▶ _Records supplied_
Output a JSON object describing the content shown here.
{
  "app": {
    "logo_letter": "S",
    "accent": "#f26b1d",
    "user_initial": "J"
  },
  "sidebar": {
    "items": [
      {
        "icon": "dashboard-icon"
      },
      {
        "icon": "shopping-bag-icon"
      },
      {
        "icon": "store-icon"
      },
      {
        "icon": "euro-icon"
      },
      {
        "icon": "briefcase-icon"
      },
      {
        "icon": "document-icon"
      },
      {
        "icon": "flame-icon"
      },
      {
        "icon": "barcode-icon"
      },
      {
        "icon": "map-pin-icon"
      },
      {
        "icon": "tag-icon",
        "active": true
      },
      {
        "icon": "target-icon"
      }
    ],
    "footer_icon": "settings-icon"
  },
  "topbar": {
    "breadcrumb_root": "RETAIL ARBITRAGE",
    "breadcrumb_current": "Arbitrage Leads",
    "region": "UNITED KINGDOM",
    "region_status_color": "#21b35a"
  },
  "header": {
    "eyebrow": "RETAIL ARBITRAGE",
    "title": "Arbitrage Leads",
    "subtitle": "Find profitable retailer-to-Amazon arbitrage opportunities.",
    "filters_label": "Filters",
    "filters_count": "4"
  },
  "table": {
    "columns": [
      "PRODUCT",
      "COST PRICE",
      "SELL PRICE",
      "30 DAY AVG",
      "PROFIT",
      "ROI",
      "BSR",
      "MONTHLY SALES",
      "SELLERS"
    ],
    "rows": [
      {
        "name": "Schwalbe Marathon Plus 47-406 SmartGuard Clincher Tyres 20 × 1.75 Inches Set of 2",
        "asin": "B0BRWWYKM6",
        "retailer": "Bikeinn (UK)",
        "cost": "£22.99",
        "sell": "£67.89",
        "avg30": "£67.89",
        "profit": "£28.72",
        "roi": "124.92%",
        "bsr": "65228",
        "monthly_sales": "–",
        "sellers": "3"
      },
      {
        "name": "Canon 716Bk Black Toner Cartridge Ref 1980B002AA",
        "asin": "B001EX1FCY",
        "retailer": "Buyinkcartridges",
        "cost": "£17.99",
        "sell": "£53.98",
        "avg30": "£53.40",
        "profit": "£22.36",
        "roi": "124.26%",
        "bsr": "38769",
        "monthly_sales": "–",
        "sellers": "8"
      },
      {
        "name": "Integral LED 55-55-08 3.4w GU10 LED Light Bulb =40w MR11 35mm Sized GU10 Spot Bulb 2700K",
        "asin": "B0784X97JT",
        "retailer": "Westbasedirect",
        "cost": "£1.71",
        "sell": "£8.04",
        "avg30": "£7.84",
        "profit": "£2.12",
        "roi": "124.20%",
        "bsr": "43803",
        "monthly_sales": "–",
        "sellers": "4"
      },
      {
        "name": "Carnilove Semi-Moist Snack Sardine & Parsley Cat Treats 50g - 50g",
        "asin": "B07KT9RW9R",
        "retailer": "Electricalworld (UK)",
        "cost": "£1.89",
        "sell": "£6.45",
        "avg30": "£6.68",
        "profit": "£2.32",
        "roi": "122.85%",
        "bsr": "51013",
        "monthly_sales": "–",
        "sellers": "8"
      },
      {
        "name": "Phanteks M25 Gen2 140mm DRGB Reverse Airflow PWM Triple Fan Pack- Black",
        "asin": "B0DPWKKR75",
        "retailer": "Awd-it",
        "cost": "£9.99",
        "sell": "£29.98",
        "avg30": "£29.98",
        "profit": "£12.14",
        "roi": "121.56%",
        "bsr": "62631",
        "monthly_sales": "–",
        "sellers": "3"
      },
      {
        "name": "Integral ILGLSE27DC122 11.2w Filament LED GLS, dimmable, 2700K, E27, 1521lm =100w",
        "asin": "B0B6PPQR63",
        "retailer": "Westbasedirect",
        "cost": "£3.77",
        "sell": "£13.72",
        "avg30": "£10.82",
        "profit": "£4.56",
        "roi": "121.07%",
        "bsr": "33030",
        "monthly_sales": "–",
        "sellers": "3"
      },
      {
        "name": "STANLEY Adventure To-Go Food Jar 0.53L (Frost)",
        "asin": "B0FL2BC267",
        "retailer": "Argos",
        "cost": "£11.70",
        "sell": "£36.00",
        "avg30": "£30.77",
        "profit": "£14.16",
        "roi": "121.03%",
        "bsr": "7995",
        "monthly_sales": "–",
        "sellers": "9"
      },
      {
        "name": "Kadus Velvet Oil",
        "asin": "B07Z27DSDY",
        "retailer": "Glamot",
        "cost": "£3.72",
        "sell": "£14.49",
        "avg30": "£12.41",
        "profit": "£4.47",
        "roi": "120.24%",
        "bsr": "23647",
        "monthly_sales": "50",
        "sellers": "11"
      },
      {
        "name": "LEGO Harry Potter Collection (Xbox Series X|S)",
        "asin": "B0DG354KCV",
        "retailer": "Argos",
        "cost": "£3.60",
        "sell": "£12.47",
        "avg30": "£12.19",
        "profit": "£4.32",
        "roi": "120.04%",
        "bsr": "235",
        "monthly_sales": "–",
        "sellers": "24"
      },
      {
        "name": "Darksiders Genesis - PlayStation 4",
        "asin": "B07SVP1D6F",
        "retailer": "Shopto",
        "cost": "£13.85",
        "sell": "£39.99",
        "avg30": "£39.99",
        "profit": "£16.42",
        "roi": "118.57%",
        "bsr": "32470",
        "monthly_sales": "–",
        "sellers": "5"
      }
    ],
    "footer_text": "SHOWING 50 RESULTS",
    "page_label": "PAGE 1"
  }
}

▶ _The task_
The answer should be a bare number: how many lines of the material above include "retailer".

▶ _Your response_
11